During home games on Sundays, Paul and his only friend Sal (Kevin Corrigan) don their jerseys, head to the parking lot at the Meadowlands-- and watch the game from the rigged-up TV in their car. These guys are such losers they can't even afford tickets to the game. One night Sal and Paul are eating pizza and are thrilled to see the star quarterback Quantrell Bishop (Jonathan Hamm) at the gas station across the street. They follow Bishop and his posse all the way to a Manhattan strip club, where Paul finally works up the guts to speak to Bishop, but after a few awkwardly worded compliments, has the shit beaten out of him instead.

Paul lands in the ICU, with family members converging around him begging him to sue the hoodlum, and Bishop suspended from the Giants on a game-by-game basis. The team suffers in the meantime, and Paul's archrival on the call-in show, a guy going by "Phil in Philadelphia," continually rubs it in his face. Paul wants nothing more than for Bishop to be reinstated and for everything to go back the way it was, but the pressure of his family, his injuries and Phil's taunts eventually lead him, for the first time in his life, to do something dramatic.
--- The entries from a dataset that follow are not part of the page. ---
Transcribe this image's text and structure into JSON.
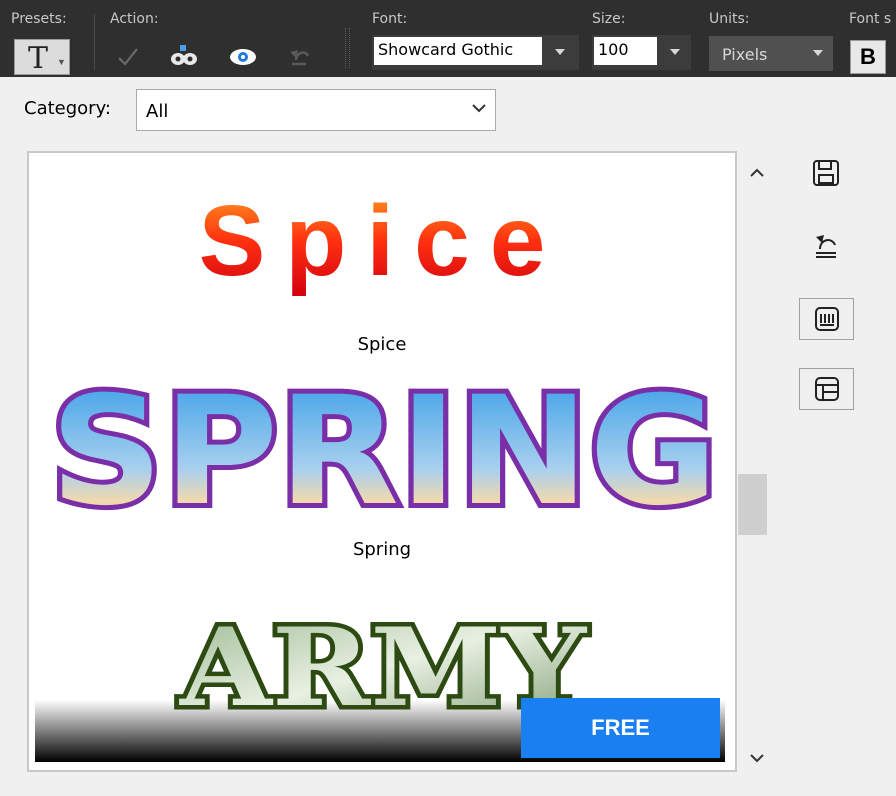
{
  "toolbar": {
    "presets_label": "Presets:",
    "action_label": "Action:",
    "font_label": "Font:",
    "size_label": "Size:",
    "units_label": "Units:",
    "font_style_label": "Font s",
    "presets_glyph": "T",
    "font_value": "Showcard Gothic",
    "size_value": "100",
    "units_value": "Pixels",
    "bold_label": "B",
    "actions": [
      "check-icon",
      "mask-icon",
      "eye-icon",
      "undo-icon"
    ]
  },
  "category": {
    "label": "Category:",
    "selected": "All"
  },
  "presets": [
    {
      "preview_text": "Spice",
      "caption": "Spice"
    },
    {
      "preview_text": "SPRING",
      "caption": "Spring"
    },
    {
      "preview_text": "ARMY",
      "caption": ""
    }
  ],
  "free_button": "FREE",
  "side_buttons": [
    "save-icon",
    "reset-icon",
    "preset-icon-1",
    "preset-icon-2"
  ],
  "colors": {
    "toolbar_bg": "#2f2f2f",
    "panel_bg": "#f0f0f0",
    "free_bg": "#1a7ff0",
    "spring_stroke": "#7a2ea8",
    "army_stroke": "#2c4a12"
  }
}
There's a significant chunk of the film in which Paul does nothing, trapped in a hospital bed, passively listening to radio or glumly suffering through family gatherings. It's an incredibly daring feat for a first-time filmmaker, and Siegel resists the urge to use fancy camerawork or even clever dialogue to make up the difference. He simply presents Paul as he is, giving us time to understand his quirks and flaws, and allowing the audience to follow along as a breakdown grows nearer and nearer. Oswalt, erasing comedic tics and vanity, is unafraid to show Paul's angrier side, but is just as effective in the still moments. It may just be because he looks the part, but Oswalt is utterly convincing as a man who got willingly left behind by the world.

Big Fan is a small movie by design, and lacks the big character moments and pathos that made The Wrestler feel so grand. For all his skills as a screenwriter-- this is a nearly perfect screenplay-- Siegel is merely an OK director, creating a good sense of place within the suburbs but never giving it any real visual charge. Still, he and Oswalt clearly connected with the camera between them, and Siegel's ability to wring such a performance from an actor inexperienced with drama speaks well for his future as a director.

And in its lack of big moments, of soliloquies explaining deep hurts and connections between characters who never understood each other before, Big Fan feels refreshingly real. It ends with a wry, dark joke that's probably beyond most of the real life big fans, but everything else feels spot on, a glimpse into a weird world a little safer and more ordinary than the one in The Wrestler. Siegel's fine work on that film was overlooked in the hype surrounding Aronofsky Rourke; hopefully this will be his chance to be recognized as the promising new talent that he is.

Staff Writer at CinemaBlend